A controversial film is still coming to Kelowna despite being pulled by Landmark Grand 10.
The Kelowna Right to Life Society is hosting its own private showings of Unplanned, the true story of a Planned Parenthood clinic director who becomes an anti-abortion activist, in a rented out theatre—at the Landmark Grand 10.
“Initially it was going to show for one week at the Grand 10. They pulled that,” said Marlon Bartram, executive director at the Kelowna Right to Life Society. “[It’s a] private showing, but I can sell to anybody in town.”
Two private showings are set for the film, one in Kelowna at the Grand 10 on July 15 (tickets on sale July 9 at 6 p.m.), and an already sold-out showing in West Kelowna at the Xtreme 8 on July 17.
The film is garnering a lot of attention from both pro-life and pro-choice groups, resulting in cancellations of the movie across the country.
Cineplex showing the movie in 14 of its 164 theatres and Landmark is showing it in seven.
Salmon Arm’s Salmar Theatre pulled its five-day run of the film after allegedly receiving threats to its staff.
“We have a track record of showing things from a variety of points of view… we try not to preclude things because of whatever personal opinions may exist on our board or something like that,” explained Salmar Community Association board member Chris Papworth. “What’s different here… certainly, in the past, there hasn’t been an effort to dox employees or, specifically, the general manager, by releasing their personal information on social media and then encouraging people to go after them as the one responsible for some heinous act.
“We just aren’t prepared for those levels of hostility towards our general manager.”
Landmark Cinemas Canada had initially planned on showing the movie for a five-day run in 10 of its theatres across the country but scaled back to just seven.

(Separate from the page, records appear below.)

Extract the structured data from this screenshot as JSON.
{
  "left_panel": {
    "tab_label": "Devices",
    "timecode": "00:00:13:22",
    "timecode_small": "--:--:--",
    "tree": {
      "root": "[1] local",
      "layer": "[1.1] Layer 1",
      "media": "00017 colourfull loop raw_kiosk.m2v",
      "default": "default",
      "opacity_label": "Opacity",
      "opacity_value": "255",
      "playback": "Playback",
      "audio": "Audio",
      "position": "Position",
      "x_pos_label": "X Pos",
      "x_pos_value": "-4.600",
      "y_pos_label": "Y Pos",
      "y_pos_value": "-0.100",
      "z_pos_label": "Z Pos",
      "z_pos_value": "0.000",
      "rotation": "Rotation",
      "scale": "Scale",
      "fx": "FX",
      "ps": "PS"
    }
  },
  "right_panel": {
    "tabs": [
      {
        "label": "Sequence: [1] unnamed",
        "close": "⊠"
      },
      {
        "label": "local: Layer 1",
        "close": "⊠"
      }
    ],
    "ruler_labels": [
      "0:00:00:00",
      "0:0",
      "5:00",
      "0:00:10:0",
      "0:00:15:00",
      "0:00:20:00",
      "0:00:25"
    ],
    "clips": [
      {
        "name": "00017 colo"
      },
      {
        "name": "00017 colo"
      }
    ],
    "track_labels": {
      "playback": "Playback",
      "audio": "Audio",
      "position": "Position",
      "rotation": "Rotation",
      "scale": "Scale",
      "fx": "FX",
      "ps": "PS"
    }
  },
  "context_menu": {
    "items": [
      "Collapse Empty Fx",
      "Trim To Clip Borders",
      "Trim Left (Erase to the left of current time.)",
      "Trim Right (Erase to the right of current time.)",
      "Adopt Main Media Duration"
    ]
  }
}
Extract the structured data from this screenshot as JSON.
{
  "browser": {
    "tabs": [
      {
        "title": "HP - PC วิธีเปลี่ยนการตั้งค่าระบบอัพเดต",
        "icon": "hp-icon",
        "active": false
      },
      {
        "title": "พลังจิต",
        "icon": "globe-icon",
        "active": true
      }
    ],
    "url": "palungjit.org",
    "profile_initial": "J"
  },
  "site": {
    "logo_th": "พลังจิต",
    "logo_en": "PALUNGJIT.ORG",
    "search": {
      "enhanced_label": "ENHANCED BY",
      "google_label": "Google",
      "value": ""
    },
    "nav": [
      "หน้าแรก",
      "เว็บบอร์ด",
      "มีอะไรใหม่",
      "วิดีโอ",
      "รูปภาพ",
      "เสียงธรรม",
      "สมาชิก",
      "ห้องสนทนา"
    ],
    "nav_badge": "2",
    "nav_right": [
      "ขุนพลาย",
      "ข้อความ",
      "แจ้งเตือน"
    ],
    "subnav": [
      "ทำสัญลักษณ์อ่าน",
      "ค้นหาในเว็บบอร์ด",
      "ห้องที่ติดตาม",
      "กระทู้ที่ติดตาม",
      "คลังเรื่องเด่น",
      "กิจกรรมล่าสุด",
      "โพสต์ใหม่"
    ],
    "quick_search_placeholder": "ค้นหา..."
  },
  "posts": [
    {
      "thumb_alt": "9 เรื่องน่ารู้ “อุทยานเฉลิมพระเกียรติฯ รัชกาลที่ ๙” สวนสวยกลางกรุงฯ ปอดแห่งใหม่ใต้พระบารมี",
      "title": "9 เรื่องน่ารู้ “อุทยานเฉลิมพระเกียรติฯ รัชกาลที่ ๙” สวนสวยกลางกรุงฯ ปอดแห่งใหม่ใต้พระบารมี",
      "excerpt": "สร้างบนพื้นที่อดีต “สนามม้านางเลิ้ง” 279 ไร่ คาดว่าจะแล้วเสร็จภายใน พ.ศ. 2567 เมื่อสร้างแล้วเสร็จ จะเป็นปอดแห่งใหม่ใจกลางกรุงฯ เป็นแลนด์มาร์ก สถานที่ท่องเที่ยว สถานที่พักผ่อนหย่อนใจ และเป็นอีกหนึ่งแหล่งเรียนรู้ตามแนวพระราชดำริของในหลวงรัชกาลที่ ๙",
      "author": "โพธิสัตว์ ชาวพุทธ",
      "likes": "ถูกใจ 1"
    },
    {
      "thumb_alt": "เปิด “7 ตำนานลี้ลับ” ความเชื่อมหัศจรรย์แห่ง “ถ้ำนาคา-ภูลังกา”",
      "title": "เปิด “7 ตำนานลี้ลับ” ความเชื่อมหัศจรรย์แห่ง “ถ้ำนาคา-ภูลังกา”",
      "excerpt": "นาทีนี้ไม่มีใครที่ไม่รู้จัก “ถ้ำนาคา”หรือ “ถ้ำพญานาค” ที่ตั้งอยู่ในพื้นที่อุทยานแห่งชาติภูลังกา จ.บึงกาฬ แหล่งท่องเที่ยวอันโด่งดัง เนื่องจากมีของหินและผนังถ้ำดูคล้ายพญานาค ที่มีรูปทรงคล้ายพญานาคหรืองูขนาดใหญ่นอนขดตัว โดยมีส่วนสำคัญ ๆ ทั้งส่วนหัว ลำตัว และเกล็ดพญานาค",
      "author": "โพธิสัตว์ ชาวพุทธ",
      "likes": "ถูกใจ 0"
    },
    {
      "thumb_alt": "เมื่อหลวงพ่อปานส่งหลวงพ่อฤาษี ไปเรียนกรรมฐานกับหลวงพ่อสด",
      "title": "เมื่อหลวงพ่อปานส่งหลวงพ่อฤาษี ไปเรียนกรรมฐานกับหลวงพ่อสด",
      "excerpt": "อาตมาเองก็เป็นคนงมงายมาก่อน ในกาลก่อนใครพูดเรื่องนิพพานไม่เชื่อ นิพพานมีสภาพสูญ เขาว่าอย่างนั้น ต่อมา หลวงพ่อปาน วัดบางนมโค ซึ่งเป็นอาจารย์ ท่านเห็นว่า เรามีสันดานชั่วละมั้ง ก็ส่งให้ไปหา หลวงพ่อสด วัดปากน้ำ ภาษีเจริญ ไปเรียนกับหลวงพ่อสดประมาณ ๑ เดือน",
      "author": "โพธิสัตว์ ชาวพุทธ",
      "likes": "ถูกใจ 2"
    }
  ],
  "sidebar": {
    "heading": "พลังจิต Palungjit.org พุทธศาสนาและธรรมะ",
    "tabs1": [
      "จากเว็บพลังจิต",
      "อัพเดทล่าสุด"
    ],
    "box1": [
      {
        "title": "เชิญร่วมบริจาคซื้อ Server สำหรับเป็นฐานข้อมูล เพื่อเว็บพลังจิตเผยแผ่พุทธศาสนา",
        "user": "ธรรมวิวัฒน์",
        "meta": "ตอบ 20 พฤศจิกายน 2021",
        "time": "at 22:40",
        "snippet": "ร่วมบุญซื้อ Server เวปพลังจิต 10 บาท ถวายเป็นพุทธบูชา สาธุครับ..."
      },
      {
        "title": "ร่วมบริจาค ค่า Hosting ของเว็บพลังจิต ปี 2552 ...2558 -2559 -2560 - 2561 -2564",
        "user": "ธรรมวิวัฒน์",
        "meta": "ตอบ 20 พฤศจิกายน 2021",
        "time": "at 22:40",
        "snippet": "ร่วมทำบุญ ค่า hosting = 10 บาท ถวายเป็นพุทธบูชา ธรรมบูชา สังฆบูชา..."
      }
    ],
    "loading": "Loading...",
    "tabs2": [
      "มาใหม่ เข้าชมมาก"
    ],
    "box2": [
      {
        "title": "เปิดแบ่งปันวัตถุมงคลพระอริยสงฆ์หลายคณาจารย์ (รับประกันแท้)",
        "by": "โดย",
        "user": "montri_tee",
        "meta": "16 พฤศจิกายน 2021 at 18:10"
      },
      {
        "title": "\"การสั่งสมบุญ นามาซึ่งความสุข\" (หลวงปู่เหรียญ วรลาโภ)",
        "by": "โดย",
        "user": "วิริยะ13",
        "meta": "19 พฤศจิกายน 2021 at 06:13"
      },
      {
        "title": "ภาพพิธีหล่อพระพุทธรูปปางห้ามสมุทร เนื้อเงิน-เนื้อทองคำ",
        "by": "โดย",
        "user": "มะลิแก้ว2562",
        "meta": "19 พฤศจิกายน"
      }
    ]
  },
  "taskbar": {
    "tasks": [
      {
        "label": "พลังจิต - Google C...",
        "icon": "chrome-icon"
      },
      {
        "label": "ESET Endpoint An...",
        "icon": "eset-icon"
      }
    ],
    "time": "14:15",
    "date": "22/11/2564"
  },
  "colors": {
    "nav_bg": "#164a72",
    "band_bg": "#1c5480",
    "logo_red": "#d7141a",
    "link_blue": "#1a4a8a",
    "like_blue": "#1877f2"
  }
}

“There’s a lot of vocal voices on this issue,” said Bill Walker, CEO of Landmark Cinemas Canada. “We certainly heard from many of those and are having conversations with some. We’re trying to support people who are really passionate about the content and want to see the movie—and through these private rentals, they can do that.
Walker admits that these private screenings are a little different than the usual process in which an organized group that commits to buying a certain amount of tickets for a private screening to just that group.
“Typically, those tickets would not be resold. In this particular venue, we’re not going to stop them from selling the tickets to the audience they’re connected with who want to see the film. In this case, the Right to Life Society in Kelowna is promoting those showtimes for people who want to come to see the movie. The public will, in this case, certainly be aware that the show is going on.
“I’ve been working in the movie industry for eight years, and I’ve never seen a movie quite like this.”
Walker added that he hopes patrons of the theatre can leave the politics out of what should be just another night out to the movies; not a place for a heated argument.
“My hope is that as a public we realize its a theatre and this issue won’t be debated among movie-goers,” Walker said. “For the one screen that’s playing [Unplanned], which people chose to come to see and enjoy their movie experience, there are nine other auditoriums that are just families going to see Spiderman. We’re not trying to be a venue for political debate.”